GANA urges OSHA, in its final rule, to reject the use of suction cups as an approved employee work location stabilization device for RDS. . . . Their use does not satisfy the safety criteria OSHA has established for this rulemaking proceeding: ‘‘to be effective, fall protection systems must be both strong enough to provide the necessary fall protection and capable of absorbing fall impact so that the forces imposed on employees when stopping falls do not result in injury or death’’ (Ex. 252).
If angulated roping is employed, tie-in guides required in paragraph (e)(2)(i) of this section may be eliminated for not more than 75 feet (22.9 m) of the uppermost elevation of the building, if infeasible due to exterior building design, provided an angulation force of at least 10 pounds (44.4 n) is maintained under all conditions of loading. (OSHA 1910.66(e)(2)(ii))
What are OSHA’s requirements for stabilization systems?

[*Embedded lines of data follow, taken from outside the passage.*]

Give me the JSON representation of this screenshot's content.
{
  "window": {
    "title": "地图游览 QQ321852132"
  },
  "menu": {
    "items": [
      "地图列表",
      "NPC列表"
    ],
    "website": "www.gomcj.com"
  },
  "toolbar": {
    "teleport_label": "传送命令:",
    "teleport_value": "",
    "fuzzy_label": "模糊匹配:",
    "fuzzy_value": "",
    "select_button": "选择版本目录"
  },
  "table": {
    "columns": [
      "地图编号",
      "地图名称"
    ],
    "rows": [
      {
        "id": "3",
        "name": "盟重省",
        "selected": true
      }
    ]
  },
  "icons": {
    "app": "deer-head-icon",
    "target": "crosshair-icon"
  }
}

Typically, ISAs will be installed in pairs at the top of the building in-line with the support system above, e.g.: davit bases, rigging sleeves, and outriggers. The location can be either between the platform or just outside the suspension ropes, but, not both outside and inside the suspension ropes. The maximum vertical spacing for intermittent stabilization is 3-floors or 50 feet, whichever is less. See OSHA’s requirement for ISA systems below:
- “Intermittent stabilization system. The system shall keep the equipment in continuous contact with the building facade and shall prevent sudden horizontal movement of the platform. The system may be used together with continuous positive building guide systems using tie-in guides on the same building, provided the requirements for each system are met.” (OSHA 1910.66(e)(2)(iii)(A)(1)
- “The maximum vertical interval between building anchors shall be three floors or 50 feet (15.3 m), whichever is less.” (OSHA 1910.66(e)(2)(iii)(A)(1))
Intermittent Stabilization Anchors at two per floor vertically in-line
What is OSHA load requirements for ISAs?
Intermittent stabilization anchors must be capable of sustaining an ultimate design load of at least 600 pounds and 4 times the maximum anticipated load in any direction the load may be applied against facture of detachment. It’s worth considering designing above the minimum 600-pound ultimate strength because a swing stage could get hung-up on an ISA and cause damage to the facade that may be difficult to repair. See OSHA’s interpretation letter on ISA loading requirements as follows:
What is the ANSI Standard load requirements for ISAs?
“Building anchors shall be capable of sustaining without failure at least four times the maximum anticipated load to be applied or transmitted to the anchors. The ultimate design load for each anchor shall be a minimum of 600 lbs. (270 kg; 4:1 safety factor), applied laterally or perpendicularly.” (ASME A120.1-2014, Safety Requirements for Powered Platforms and Traveling Ladders and Gantries for Building Maintenance, sec. 2.3.3 Intermittent stabilization systems (b)”)